“I don’t want to characterise the specific conversation that we had either with the foreign minister or within the Nato session themselves,” he told reporters. “But I can say this much: I heard almost across the board, very strong support [for Sweden and Finland] joining the alliance.”
Mr Stoltenberg said: “Turkey has made it clear that its intention is not to block membership.”
The Nato chief told reporters he was “confident that we will be able to address the concerns that Turkey has expressed in a way that doesn’t delay the membership or the accession process”.
Annalena Baerbock, Germany’s foreign minister, called for allies to not hold up Sweden and Finland’s membership talks. “There should be no grey zone,” she said. “If those countries are deciding to join, they can join very quickly.”
Mr Niinisto said he was “confused” after Recep Tayyip Erdogan, Turkey’s president, announced last week that he was “not positive” about the prospect of Finland and Sweden joining Nato.
The Turkish leader accused the Nordic states of supporting the Kurdistan Workers’ party, classified as a terrorist group by Ankara, the US and the EU.
Despite Ankara’s opposition, Nato officials believe the Scandinavian countries will be confirmed as official “invitees” before the alliance’s leadership summit in Madrid at the end of June.

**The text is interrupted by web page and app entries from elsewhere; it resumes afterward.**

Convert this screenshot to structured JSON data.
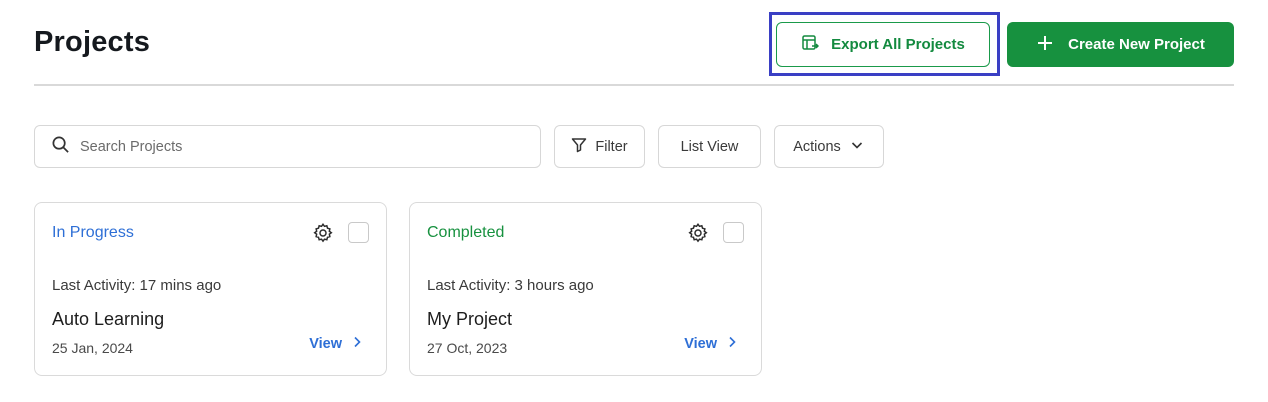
{
  "header": {
    "title": "Projects",
    "export_label": "Export All Projects",
    "create_label": "Create New Project"
  },
  "toolbar": {
    "search_placeholder": "Search Projects",
    "filter_label": "Filter",
    "list_view_label": "List View",
    "actions_label": "Actions"
  },
  "projects": [
    {
      "status": "In Progress",
      "status_color": "#2e6fd6",
      "activity": "Last Activity: 17 mins ago",
      "name": "Auto Learning",
      "date": "25 Jan, 2024",
      "view_label": "View"
    },
    {
      "status": "Completed",
      "status_color": "#17913f",
      "activity": "Last Activity: 3 hours ago",
      "name": "My Project",
      "date": "27 Oct, 2023",
      "view_label": "View"
    }
  ],
  "icons": {
    "export": "table-export-icon",
    "create": "plus-icon",
    "search": "search-icon",
    "filter": "filter-icon",
    "actions": "chevron-down-icon",
    "settings": "gear-icon",
    "view": "chevron-right-icon"
  },
  "colors": {
    "primary_green": "#17913f",
    "link_blue": "#2e6fd6",
    "highlight": "#3a3fc4"
  }
}
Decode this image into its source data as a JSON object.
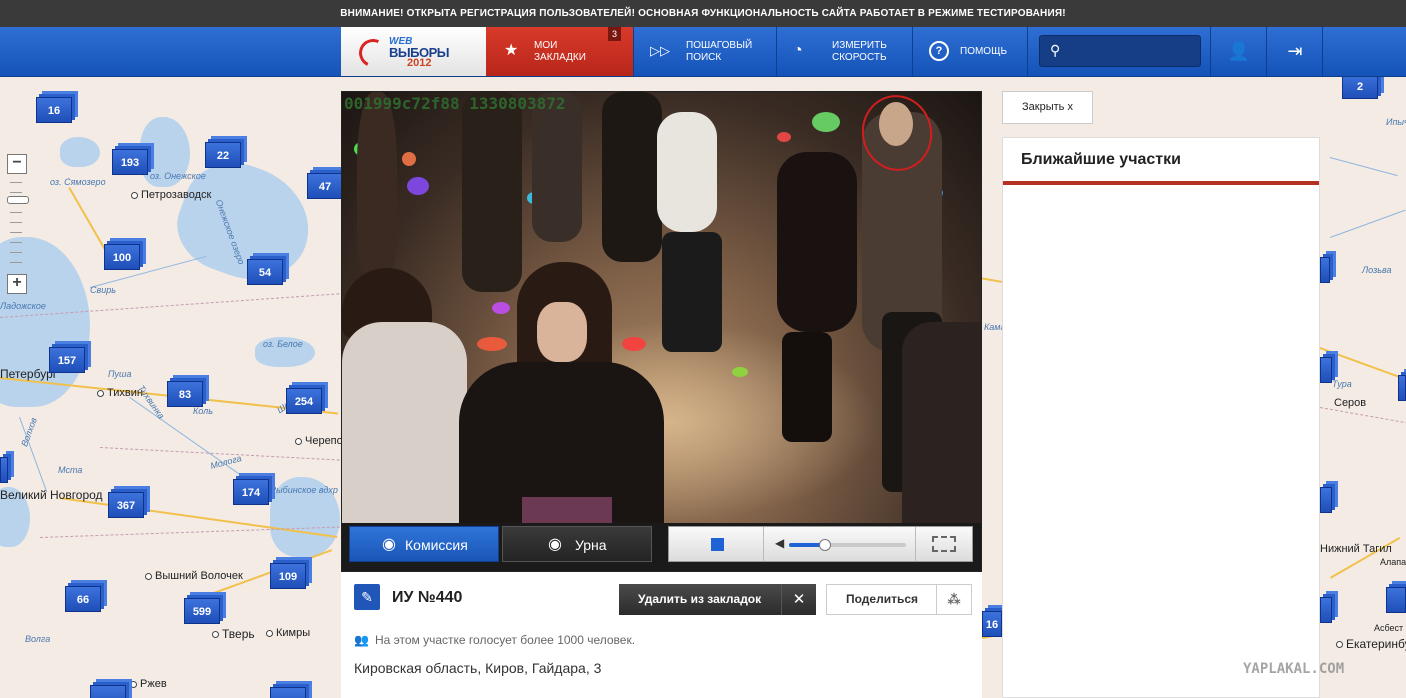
{
  "notice": "ВНИМАНИЕ! ОТКРЫТА РЕГИСТРАЦИЯ ПОЛЬЗОВАТЕЛЕЙ! ОСНОВНАЯ ФУНКЦИОНАЛЬНОСТЬ САЙТА РАБОТАЕТ В РЕЖИМЕ ТЕСТИРОВАНИЯ!",
  "logo": {
    "line1": "WEB",
    "line2": "ВЫБОРЫ",
    "line3": "2012"
  },
  "nav": {
    "bookmarks": {
      "line1": "МОИ",
      "line2": "ЗАКЛАДКИ",
      "badge": "3"
    },
    "step_search": {
      "line1": "ПОШАГОВЫЙ",
      "line2": "ПОИСК"
    },
    "speed": {
      "line1": "ИЗМЕРИТЬ",
      "line2": "СКОРОСТЬ"
    },
    "help": {
      "line1": "ПОМОЩЬ"
    }
  },
  "search": {
    "value": "",
    "placeholder": ""
  },
  "colors": {
    "header_blue": "#1f5fc6",
    "bookmarks_red": "#c8301f",
    "accent_red": "#b53020",
    "cluster_blue": "#2556c4"
  },
  "icons": {
    "bookmarks": "star-icon",
    "step_search": "forward-icon",
    "speed": "speedometer-icon",
    "help": "help-icon",
    "search": "search-icon",
    "user": "user-icon",
    "logout": "logout-icon",
    "camera": "camera-icon",
    "stop": "stop-icon",
    "volume": "volume-icon",
    "fullscreen": "fullscreen-icon"
  },
  "map": {
    "clusters": [
      "16",
      "193",
      "22",
      "47",
      "100",
      "54",
      "157",
      "83",
      "254",
      "174",
      "367",
      "66",
      "599",
      "109",
      "2",
      "16"
    ],
    "cities": [
      "Петрозаводск",
      "Петербург",
      "Тихвин",
      "Череповец",
      "Великий Новгород",
      "Вышний Волочек",
      "Тверь",
      "Ржев",
      "Кимры",
      "Серов",
      "Нижний Тагил",
      "Екатеринбург",
      "Асбест",
      "Алапаевск"
    ],
    "water": [
      "оз. Сямозеро",
      "оз. Онежское",
      "Онежское озеро",
      "оз. Белое",
      "Ладожское",
      "Рыбинское вдхр",
      "Молога",
      "Свирь",
      "Волхов",
      "Мста",
      "Шексна",
      "Пуша",
      "Тихвинка",
      "Коль",
      "Волга",
      "Ипыч",
      "Лозьва",
      "Тура",
      "Кама"
    ]
  },
  "video": {
    "stamp": "001999c72f88 1330803872",
    "camera_commission": "Комиссия",
    "camera_urn": "Урна",
    "volume_level": 0.3
  },
  "uik": {
    "title": "ИУ №440",
    "remove_bookmark": "Удалить из закладок",
    "share": "Поделиться",
    "voters_note": "На этом участке голосует более 1000 человек.",
    "address": "Кировская область, Киров, Гайдара, 3"
  },
  "panel": {
    "close": "Закрыть  х",
    "nearby_title": "Ближайшие участки"
  },
  "watermark": "YAPLAKAL.COM"
}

At the meeting, the alliance will discuss its next package of support for Ukraine in its war against Russia, which Mr Stoltenberg believes Kyiv can win.
“Russia’s war in Ukraine is not going as Moscow had planned. They failed to take Kyiv,” he said. “They are pulling back from Kharkiv and their major offensive in Donbas has stalled.”
Nato’s leaders are expected to agree to help Ukraine’s army into a Nato-standard military through training and further weapons deliveries.